NASDAQ:FHB) is about to trade ex-dividend in the next 3 days. If you purchase the stock on or after the 21st of August, you won’t be eligible to receive this dividend, when it is paid on the 4th of September.” data-reactid=”28″>First Hawaiian, Inc. (NASDAQ:FHB) is about to trade ex-dividend in the next 3 days. If you purchase the stock on or after the 21st of August, you won’t be eligible to receive this dividend, when it is paid on the 4th of September.
First Hawaiian’s upcoming dividend is US$0.26 a share, following on from the last 12 months, when the company distributed a total of US$1.04 per share to shareholders. Based on the last year’s worth of payments, First Hawaiian stock has a trailing yield of around 5.7% on the current share price of $18.11. Dividends are an important source of income to many shareholders, but the health of the business is crucial to maintaining those dividends. As a result, readers should always check whether First Hawaiian has been able to grow its dividends, or if the dividend might be cut.
See our latest analysis for First Hawaiian ” data-reactid=”30″>See our latest analysis for First Hawaiian
Dividends are typically paid from company earnings. If a company pays more in dividends than it earned in profit, then the dividend could be unsustainable. First Hawaiian is paying out an acceptable 68% of its profit, a common payout level among most companies.
When a company paid out less in dividends than it earned in profit, this generally suggests its dividend is affordable. The lower the % of its profit that it pays out, the greater the margin of safety for the dividend if the business enters a downturn.
here to see the company’s payout ratio, plus analyst estimates of its future dividends.” data-reactid=”37″>Click here to see the company’s payout ratio, plus analyst estimates of its future dividends.
Have Earnings And Dividends Been Growing?
Companies that aren’t growing their earnings can still be valuable, but it is even more important to assess the sustainability of the dividend if it looks like the company will struggle to grow.
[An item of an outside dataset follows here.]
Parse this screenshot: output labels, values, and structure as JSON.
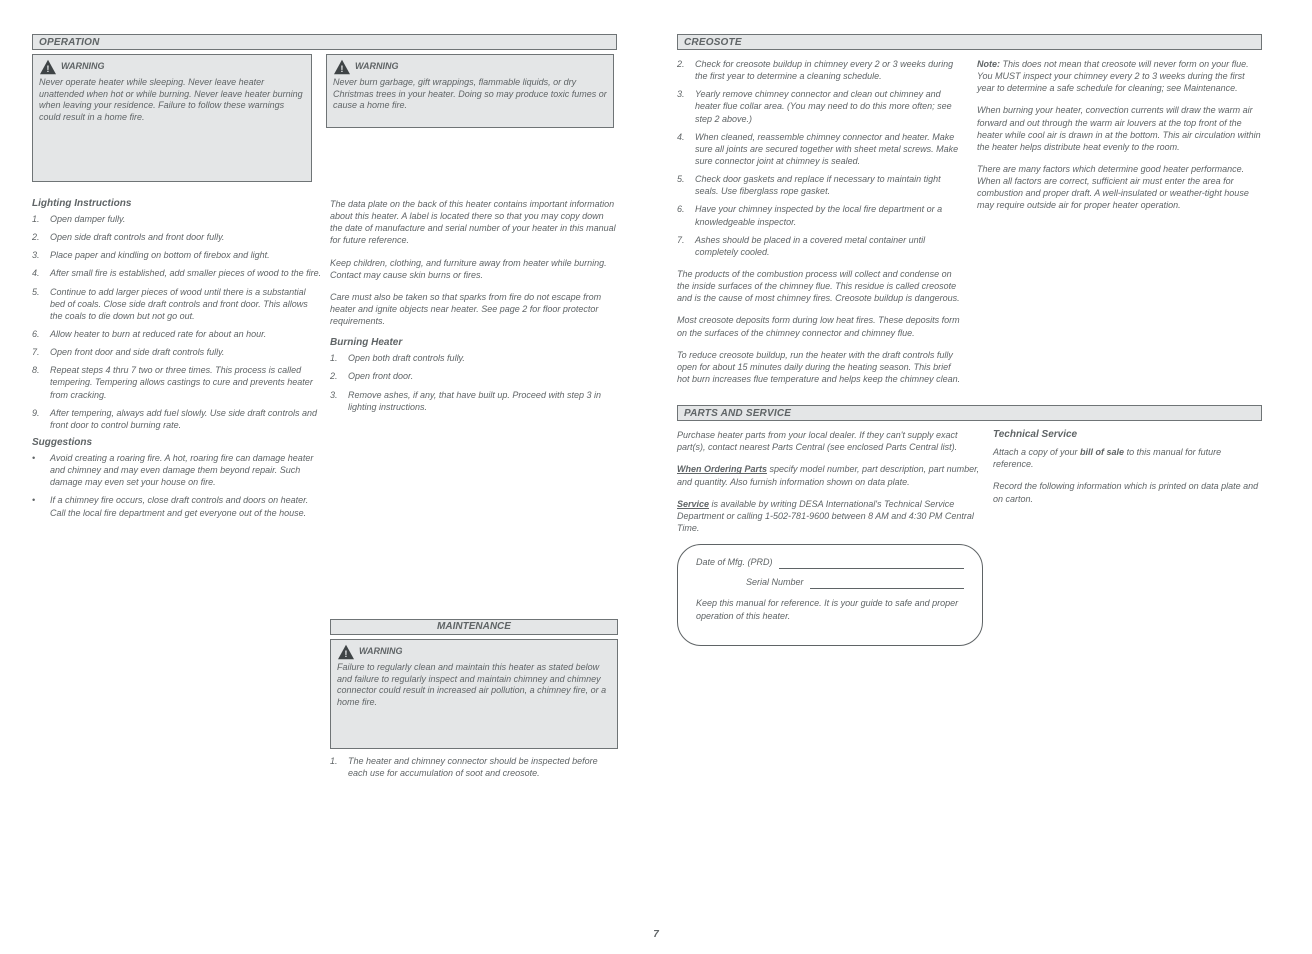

Investors love dividends, so if earnings fall and the dividend is reduced, expect a stock to be sold off heavily at the same time. With that in mind, we’re not enthused to see that First Hawaiian’s earnings per share have remained effectively flat over the past five years. It’s better than seeing them drop, certainly, but over the long term, all of the best dividend stocks are able to meaningfully grow their earnings per share.
The main way most investors will assess a company’s dividend prospects is by checking the historical rate of dividend growth. Since the start of our data, four years ago, First Hawaiian has lifted its dividend by approximately 6.8% a year on average.
The Bottom Line
Should investors buy First Hawaiian for the upcoming dividend? Earnings per share have not grown at all, and the company pays out a bit over half its profits to shareholders. This is not an overtly appealing combination of characteristics, and we’re just not that interested in this company’s dividend.
1 warning sign for First Hawaiian and you should be aware of it before buying any shares.” data-reactid=”55″>So if you’re still interested in First Hawaiian despite it’s poor dividend qualities, you should be well informed on some of the risks facing this stock. Our analysis shows 1 warning sign for First Hawaiian and you should be aware of it before buying any shares.
a list of interesting dividend stocks with a greater than 2% yield and an upcoming dividend.” data-reactid=”56″>We wouldn’t recommend just buying the first dividend stock you see, though. Here’s a list of interesting dividend stocks with a greater than 2% yield and an upcoming dividend.
Get in touch with us directly. Alternatively, email [email protected].” data-reactid=”57″>This article by Simply Wall St is general in nature. It does not constitute a recommendation to buy or sell any stock, and does not take account of your objectives, or your financial situation. We aim to bring you long-term focused analysis driven by fundamental data. Note that our analysis may not factor in the latest price-sensitive company announcements or qualitative material. Simply Wall St has no position in any stocks mentioned.